- **Description of the task**
Look through the lines below, find those with the word "Firestop", and copy them.

- **Provided records**
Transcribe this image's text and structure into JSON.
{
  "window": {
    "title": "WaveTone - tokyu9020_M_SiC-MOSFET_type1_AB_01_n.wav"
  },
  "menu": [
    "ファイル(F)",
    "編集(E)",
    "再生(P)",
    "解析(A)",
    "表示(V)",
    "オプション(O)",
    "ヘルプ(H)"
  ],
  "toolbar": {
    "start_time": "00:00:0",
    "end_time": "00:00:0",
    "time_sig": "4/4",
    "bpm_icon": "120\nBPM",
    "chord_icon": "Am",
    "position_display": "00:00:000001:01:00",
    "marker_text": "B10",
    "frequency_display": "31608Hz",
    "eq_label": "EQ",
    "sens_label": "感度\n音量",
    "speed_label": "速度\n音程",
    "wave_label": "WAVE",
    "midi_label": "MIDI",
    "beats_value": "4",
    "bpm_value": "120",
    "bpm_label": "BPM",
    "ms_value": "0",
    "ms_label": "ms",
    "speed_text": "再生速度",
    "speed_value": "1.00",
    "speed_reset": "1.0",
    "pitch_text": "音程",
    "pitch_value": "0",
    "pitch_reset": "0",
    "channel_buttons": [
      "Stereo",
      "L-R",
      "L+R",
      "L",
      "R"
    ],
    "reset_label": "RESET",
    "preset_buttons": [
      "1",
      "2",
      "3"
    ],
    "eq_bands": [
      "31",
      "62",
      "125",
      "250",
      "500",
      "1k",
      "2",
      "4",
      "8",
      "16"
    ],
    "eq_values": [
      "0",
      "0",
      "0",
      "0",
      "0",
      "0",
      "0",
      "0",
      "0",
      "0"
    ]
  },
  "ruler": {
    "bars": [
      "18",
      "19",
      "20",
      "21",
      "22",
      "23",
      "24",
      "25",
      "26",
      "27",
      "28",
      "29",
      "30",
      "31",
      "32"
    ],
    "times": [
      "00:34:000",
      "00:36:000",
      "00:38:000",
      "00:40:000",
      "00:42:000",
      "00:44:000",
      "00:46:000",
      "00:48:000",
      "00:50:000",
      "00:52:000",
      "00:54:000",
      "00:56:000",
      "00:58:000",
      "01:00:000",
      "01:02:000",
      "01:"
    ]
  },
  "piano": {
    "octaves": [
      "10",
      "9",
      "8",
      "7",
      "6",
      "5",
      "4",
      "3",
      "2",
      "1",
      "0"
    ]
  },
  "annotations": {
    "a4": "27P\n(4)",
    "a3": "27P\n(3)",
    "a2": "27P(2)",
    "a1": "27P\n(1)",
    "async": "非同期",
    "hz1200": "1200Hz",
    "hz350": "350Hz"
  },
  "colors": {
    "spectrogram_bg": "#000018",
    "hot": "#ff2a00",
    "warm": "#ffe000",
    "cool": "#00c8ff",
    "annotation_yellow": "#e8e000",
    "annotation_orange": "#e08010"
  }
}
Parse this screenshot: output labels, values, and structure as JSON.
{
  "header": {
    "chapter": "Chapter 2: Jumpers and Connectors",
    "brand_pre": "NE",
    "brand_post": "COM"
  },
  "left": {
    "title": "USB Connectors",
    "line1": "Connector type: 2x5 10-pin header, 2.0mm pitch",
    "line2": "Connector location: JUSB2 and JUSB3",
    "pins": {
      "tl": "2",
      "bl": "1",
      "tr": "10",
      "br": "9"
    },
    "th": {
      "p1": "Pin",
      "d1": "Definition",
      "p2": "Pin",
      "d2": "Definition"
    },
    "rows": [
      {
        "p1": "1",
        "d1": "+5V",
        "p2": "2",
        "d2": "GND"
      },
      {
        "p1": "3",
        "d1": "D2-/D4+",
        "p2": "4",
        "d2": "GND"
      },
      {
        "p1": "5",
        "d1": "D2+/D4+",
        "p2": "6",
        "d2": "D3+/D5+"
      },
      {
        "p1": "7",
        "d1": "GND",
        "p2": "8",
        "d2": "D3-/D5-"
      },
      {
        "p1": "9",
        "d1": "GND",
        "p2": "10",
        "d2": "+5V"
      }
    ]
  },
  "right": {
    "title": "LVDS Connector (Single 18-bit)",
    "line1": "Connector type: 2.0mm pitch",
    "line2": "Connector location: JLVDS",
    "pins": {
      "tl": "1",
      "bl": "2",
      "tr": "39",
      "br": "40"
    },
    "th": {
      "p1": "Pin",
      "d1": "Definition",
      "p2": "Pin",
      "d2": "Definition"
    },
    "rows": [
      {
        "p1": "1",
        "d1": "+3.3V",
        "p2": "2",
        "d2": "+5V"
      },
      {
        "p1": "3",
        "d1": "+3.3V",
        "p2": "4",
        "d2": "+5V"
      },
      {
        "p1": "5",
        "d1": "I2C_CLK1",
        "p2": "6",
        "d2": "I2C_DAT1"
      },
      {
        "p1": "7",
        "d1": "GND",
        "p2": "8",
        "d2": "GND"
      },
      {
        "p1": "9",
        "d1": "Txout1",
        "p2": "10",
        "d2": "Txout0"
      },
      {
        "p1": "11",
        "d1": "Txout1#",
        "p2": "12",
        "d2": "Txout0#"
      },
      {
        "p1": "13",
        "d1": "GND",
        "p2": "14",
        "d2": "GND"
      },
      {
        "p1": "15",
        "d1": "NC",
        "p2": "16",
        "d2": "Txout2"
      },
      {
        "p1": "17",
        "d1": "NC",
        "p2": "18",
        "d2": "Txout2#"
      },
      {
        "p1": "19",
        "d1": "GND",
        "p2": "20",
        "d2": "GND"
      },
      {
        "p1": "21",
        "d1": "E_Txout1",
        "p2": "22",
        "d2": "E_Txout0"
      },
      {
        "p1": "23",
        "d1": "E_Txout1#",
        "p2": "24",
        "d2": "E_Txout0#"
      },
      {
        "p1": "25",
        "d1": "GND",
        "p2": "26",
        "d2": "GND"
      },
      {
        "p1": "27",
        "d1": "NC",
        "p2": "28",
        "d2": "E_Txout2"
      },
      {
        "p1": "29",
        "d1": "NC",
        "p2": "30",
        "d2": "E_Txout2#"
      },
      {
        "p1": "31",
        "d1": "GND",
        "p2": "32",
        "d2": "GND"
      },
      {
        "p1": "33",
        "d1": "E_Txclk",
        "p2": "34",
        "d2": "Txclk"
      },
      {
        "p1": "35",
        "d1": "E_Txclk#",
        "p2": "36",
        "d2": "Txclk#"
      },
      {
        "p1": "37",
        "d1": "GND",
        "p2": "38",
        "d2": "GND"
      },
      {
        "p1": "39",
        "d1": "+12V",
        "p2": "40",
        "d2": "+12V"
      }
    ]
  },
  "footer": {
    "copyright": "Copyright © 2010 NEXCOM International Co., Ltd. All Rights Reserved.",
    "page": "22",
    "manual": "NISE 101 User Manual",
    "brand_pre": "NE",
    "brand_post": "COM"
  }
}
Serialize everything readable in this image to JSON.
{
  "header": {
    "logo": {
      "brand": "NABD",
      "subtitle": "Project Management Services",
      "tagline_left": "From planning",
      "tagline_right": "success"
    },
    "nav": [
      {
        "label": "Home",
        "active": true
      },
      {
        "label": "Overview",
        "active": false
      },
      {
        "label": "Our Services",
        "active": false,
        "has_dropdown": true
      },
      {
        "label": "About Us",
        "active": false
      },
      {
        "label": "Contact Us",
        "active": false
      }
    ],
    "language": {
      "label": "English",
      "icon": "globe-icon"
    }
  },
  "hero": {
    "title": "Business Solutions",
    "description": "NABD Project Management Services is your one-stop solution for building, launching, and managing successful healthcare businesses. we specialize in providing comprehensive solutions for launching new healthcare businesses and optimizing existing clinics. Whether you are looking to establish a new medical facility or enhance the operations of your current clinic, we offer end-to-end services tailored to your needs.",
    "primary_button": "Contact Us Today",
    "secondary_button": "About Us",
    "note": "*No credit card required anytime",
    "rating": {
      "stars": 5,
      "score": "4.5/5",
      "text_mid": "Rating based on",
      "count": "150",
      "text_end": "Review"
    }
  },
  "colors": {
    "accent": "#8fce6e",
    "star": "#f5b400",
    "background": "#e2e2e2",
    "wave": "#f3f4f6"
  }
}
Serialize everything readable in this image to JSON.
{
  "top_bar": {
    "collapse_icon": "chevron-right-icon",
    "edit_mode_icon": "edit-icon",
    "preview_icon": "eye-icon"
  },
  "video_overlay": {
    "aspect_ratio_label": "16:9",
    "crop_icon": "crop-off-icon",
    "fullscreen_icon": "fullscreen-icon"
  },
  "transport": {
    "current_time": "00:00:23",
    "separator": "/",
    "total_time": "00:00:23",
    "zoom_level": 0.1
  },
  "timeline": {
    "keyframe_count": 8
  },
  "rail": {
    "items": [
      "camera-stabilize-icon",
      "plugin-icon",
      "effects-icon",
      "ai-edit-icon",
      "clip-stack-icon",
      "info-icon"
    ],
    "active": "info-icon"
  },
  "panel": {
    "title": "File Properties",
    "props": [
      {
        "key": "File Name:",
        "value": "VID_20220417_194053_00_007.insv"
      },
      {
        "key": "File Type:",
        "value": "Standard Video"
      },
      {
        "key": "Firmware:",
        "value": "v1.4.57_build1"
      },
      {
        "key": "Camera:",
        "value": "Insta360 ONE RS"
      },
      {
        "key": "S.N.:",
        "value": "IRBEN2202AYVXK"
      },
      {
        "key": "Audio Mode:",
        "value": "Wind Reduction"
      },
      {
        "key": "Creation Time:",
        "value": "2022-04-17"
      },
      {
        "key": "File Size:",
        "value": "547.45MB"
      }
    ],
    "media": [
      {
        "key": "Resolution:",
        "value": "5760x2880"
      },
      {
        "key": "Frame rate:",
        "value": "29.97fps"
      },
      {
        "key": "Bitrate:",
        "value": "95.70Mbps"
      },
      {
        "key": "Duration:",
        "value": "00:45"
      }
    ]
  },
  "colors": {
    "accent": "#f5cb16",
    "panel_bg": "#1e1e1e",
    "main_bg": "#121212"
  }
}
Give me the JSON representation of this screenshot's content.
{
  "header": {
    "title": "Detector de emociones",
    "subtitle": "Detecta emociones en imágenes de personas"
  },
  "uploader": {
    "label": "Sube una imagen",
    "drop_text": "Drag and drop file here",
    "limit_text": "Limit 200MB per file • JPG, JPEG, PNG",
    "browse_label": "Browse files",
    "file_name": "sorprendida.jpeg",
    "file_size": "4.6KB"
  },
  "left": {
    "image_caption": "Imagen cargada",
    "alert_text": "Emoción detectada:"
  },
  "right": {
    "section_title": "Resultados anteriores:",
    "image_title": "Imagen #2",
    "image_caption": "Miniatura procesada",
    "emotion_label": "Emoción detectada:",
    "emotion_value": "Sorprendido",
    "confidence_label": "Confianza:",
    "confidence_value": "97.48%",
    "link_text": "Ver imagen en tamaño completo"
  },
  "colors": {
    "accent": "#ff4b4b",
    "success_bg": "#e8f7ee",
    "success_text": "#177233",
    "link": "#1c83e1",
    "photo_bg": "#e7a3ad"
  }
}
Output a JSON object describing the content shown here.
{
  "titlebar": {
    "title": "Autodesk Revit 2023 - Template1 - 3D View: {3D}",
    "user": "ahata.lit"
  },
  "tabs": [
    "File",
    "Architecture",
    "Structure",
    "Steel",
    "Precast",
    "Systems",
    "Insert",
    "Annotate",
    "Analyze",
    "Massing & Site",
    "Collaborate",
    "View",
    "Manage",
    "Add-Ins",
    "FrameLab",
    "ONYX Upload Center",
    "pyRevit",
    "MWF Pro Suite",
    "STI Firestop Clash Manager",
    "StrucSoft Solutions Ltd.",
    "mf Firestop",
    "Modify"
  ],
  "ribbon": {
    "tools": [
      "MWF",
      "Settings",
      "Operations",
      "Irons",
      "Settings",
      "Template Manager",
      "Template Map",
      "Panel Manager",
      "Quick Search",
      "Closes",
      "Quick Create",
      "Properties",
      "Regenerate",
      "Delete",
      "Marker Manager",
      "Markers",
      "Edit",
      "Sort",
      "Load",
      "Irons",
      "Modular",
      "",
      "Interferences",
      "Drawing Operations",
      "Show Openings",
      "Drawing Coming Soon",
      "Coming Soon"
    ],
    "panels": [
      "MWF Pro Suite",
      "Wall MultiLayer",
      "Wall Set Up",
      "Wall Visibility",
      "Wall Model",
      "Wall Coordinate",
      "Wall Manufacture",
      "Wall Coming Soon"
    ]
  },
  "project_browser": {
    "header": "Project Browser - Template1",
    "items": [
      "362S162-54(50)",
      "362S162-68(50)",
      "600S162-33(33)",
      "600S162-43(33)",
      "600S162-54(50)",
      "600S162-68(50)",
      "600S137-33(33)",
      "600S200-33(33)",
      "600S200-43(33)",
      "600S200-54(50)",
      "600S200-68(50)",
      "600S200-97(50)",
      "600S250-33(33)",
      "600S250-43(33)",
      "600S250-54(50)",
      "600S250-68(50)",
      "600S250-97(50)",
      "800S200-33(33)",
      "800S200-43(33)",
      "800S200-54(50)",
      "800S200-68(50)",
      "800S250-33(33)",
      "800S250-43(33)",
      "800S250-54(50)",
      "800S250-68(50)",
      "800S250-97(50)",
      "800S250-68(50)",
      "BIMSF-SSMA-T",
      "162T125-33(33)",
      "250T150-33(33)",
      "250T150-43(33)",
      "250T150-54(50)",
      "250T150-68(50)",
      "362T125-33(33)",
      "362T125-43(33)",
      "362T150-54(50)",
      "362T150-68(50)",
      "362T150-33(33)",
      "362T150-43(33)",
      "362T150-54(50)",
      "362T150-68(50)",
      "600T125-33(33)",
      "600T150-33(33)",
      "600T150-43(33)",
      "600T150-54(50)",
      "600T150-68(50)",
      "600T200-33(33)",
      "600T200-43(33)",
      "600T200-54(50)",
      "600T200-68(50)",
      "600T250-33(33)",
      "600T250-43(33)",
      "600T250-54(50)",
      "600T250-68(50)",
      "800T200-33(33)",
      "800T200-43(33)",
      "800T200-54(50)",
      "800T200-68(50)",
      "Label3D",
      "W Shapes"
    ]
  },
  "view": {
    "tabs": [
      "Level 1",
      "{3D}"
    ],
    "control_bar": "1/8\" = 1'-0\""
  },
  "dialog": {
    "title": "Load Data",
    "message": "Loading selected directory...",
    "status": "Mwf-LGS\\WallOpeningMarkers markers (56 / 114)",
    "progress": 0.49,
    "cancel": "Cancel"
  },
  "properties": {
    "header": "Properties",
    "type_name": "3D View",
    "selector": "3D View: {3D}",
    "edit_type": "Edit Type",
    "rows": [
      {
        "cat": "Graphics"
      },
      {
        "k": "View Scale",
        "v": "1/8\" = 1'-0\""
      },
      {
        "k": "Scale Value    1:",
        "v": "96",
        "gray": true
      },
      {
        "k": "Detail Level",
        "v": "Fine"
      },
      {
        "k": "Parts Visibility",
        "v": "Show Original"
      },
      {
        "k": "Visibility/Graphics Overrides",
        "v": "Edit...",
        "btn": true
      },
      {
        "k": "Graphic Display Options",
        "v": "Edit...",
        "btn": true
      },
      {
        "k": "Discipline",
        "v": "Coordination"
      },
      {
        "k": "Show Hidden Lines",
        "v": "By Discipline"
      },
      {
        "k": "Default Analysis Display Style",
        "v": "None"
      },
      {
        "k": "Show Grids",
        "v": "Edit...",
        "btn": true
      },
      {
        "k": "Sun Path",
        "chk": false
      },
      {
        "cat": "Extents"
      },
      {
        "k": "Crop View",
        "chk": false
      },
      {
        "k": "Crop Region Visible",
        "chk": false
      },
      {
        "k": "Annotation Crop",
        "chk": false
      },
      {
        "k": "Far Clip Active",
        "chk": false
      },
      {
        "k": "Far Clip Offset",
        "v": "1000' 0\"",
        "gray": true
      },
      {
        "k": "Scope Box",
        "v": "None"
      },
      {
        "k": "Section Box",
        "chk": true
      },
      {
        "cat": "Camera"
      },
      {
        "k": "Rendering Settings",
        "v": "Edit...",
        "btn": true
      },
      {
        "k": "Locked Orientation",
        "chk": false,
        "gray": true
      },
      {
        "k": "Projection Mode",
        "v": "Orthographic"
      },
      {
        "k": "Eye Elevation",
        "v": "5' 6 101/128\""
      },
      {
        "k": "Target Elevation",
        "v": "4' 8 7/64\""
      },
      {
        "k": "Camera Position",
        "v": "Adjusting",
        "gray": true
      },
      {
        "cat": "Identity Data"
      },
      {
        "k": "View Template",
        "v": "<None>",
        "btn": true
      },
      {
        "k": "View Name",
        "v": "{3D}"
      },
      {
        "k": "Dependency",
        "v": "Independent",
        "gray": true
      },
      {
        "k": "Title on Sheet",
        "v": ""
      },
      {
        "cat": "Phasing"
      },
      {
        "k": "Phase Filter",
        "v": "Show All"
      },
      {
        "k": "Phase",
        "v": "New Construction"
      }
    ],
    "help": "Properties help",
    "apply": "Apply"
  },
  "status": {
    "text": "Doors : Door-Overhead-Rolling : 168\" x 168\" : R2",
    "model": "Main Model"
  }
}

- **Written solution**
    "STI Firestop Clash Manager",
    "mf Firestop",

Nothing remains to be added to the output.